The list for Best include the Dove Campaign for Real Beauty whose crowning glory was the oft-spoofed Evolution ad of '06, and the transformation of Super Mario's Princess Peach into an entity capable of making her own rescues.
So cheers to real girls who say no lip gloss and aren't afraid to stomp in puddles.
This doll with missing limbs literally blows Trailer Trash Barbie out of the running. BBDO is behind this attempt to get Singaporean consumers to pay more attention to the plight of Cambodia, which happens to be deluged with landmines.
"It's often joked that shopping is both the national sport and the national pastime [of Singapore]," ECD Farrokh Madon explains to AdCritic. "Parents looking for dolls for their baby girls were greeted with a chilling reminder of what life is like for Cambodian children."
The campaign includes a direct mail component in which company execs with children receive the doll (and others like it) at the office "since parents are the most vulnerable when it comes to kids," adds Madon. This is so they'll talk to other office folk about the grotesque gift.
The back of the box "tells the sad tale of a Cambodian Princess who loses a leg on the day of the Cambodian New Year," ultimately directing shoppers to Surprising Cambodia.
We can't help but wonder how Cambodian kids would feel receiving one of these for the holidays, and learning this is how they're being hawked in nearby countries. That would definitely give me hope for the future. Wouldn't it do the same for you?
In Lives Connected, 44 Peter A Mayer employees revisit their Katrina experiences. Far from the usual give-us-money pitch, the courage-tales nod to a tradition of legacy storytelling prevalent in New Orleans, with recurring themes weaving through each piece. The site launched around the same time hurricane season bowed out.
The NOLA-based agency calls this an "interactive data visualization" - a busy buzzword for "oral history" that we probably could have done without. But Mayer's shtick happens to be civic pride. Its slogan is, blatantly, "We wouldn't want to be anywhere else."

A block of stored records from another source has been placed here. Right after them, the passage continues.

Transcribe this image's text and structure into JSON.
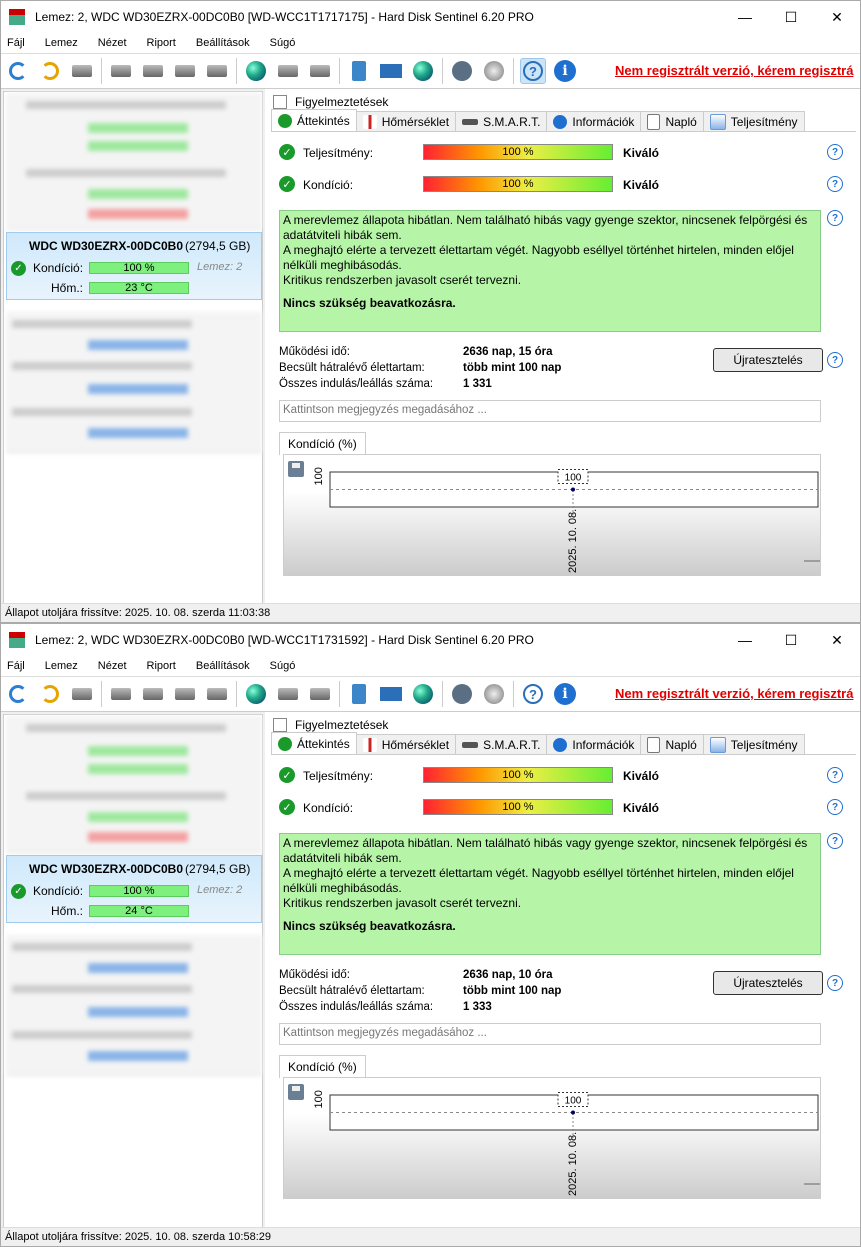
{
  "windows": [
    {
      "title": "Lemez: 2, WDC WD30EZRX-00DC0B0 [WD-WCC1T1717175]  -  Hard Disk Sentinel 6.20 PRO",
      "menu": [
        "Fájl",
        "Lemez",
        "Nézet",
        "Riport",
        "Beállítások",
        "Súgó"
      ],
      "unregistered": "Nem regisztrált verzió, kérem regisztrá",
      "selected_disk": {
        "name": "WDC WD30EZRX-00DC0B0",
        "size": "(2794,5 GB)",
        "condition_label": "Kondíció:",
        "condition_value": "100 %",
        "temp_label": "Hőm.:",
        "temp_value": "23 °C",
        "disk_label": "Lemez: 2"
      },
      "warnings_tab": "Figyelmeztetések",
      "tabs": [
        "Áttekintés",
        "Hőmérséklet",
        "S.M.A.R.T.",
        "Információk",
        "Napló",
        "Teljesítmény"
      ],
      "performance": {
        "label": "Teljesítmény:",
        "value": "100 %",
        "rating": "Kiváló"
      },
      "condition": {
        "label": "Kondíció:",
        "value": "100 %",
        "rating": "Kiváló"
      },
      "message": {
        "line1": "A merevlemez állapota hibátlan. Nem található hibás vagy gyenge szektor, nincsenek felpörgési és adatátviteli hibák sem.",
        "line2": "A meghajtó elérte a tervezett élettartam végét. Nagyobb eséllyel történhet hirtelen, minden előjel nélküli meghibásodás.",
        "line3": "Kritikus rendszerben javasolt cserét tervezni.",
        "action": "Nincs szükség beavatkozásra."
      },
      "info": {
        "uptime_label": "Működési idő:",
        "uptime_value": "2636 nap, 15 óra",
        "remaining_label": "Becsült hátralévő élettartam:",
        "remaining_value": "több mint 100 nap",
        "starts_label": "Összes indulás/leállás száma:",
        "starts_value": "1 331"
      },
      "retest_button": "Újratesztelés",
      "note_placeholder": "Kattintson megjegyzés megadásához ...",
      "chart_tab": "Kondíció  (%)",
      "status": "Állapot utoljára frissítve: 2025. 10. 08. szerda 11:03:38"
    },
    {
      "title": "Lemez: 2, WDC WD30EZRX-00DC0B0 [WD-WCC1T1731592]  -  Hard Disk Sentinel 6.20 PRO",
      "menu": [
        "Fájl",
        "Lemez",
        "Nézet",
        "Riport",
        "Beállítások",
        "Súgó"
      ],
      "unregistered": "Nem regisztrált verzió, kérem regisztrá",
      "selected_disk": {
        "name": "WDC WD30EZRX-00DC0B0",
        "size": "(2794,5 GB)",
        "condition_label": "Kondíció:",
        "condition_value": "100 %",
        "temp_label": "Hőm.:",
        "temp_value": "24 °C",
        "disk_label": "Lemez: 2"
      },
      "warnings_tab": "Figyelmeztetések",
      "tabs": [
        "Áttekintés",
        "Hőmérséklet",
        "S.M.A.R.T.",
        "Információk",
        "Napló",
        "Teljesítmény"
      ],
      "performance": {
        "label": "Teljesítmény:",
        "value": "100 %",
        "rating": "Kiváló"
      },
      "condition": {
        "label": "Kondíció:",
        "value": "100 %",
        "rating": "Kiváló"
      },
      "message": {
        "line1": "A merevlemez állapota hibátlan. Nem található hibás vagy gyenge szektor, nincsenek felpörgési és adatátviteli hibák sem.",
        "line2": "A meghajtó elérte a tervezett élettartam végét. Nagyobb eséllyel történhet hirtelen, minden előjel nélküli meghibásodás.",
        "line3": "Kritikus rendszerben javasolt cserét tervezni.",
        "action": "Nincs szükség beavatkozásra."
      },
      "info": {
        "uptime_label": "Működési idő:",
        "uptime_value": "2636 nap, 10 óra",
        "remaining_label": "Becsült hátralévő élettartam:",
        "remaining_value": "több mint 100 nap",
        "starts_label": "Összes indulás/leállás száma:",
        "starts_value": "1 333"
      },
      "retest_button": "Újratesztelés",
      "note_placeholder": "Kattintson megjegyzés megadásához ...",
      "chart_tab": "Kondíció  (%)",
      "status": "Állapot utoljára frissítve: 2025. 10. 08. szerda 10:58:29"
    }
  ],
  "chart_data": [
    {
      "type": "line",
      "x": [
        "2025. 10. 08."
      ],
      "y": [
        100
      ],
      "ytick": "100",
      "point_label": "100"
    },
    {
      "type": "line",
      "x": [
        "2025. 10. 08."
      ],
      "y": [
        100
      ],
      "ytick": "100",
      "point_label": "100"
    }
  ],
  "colors": {
    "unregistered": "#e00000",
    "message_bg": "#b6f5a8",
    "ok_green": "#1a9a2a"
  }
}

"[The purpose of Lives Connected] is to highlight the resilient nature of the agency and the spirit and dedication of its employees," explains a representative.
We're pretty sure somebody's going to shit all over this and claim it's an exploitation of high emotions and turbulent events. That's cool. But we liked the gesture and there's room in the Katrina narrative for more than just body counts and weepy stories. Those don't really help anybody or bring business back to the community. So nice job, guys.
We dig this video released by FCCFU.com which, to the tune of "My Country 'Tis of Thee," slaps the FCC in the wrist for being such tight-asses about what's available on mainstream media.
It flirts with tastelessness but gets the point across in a way that made us grin and not roll our eyes. Good stuff. - Contributed by Angela Natividad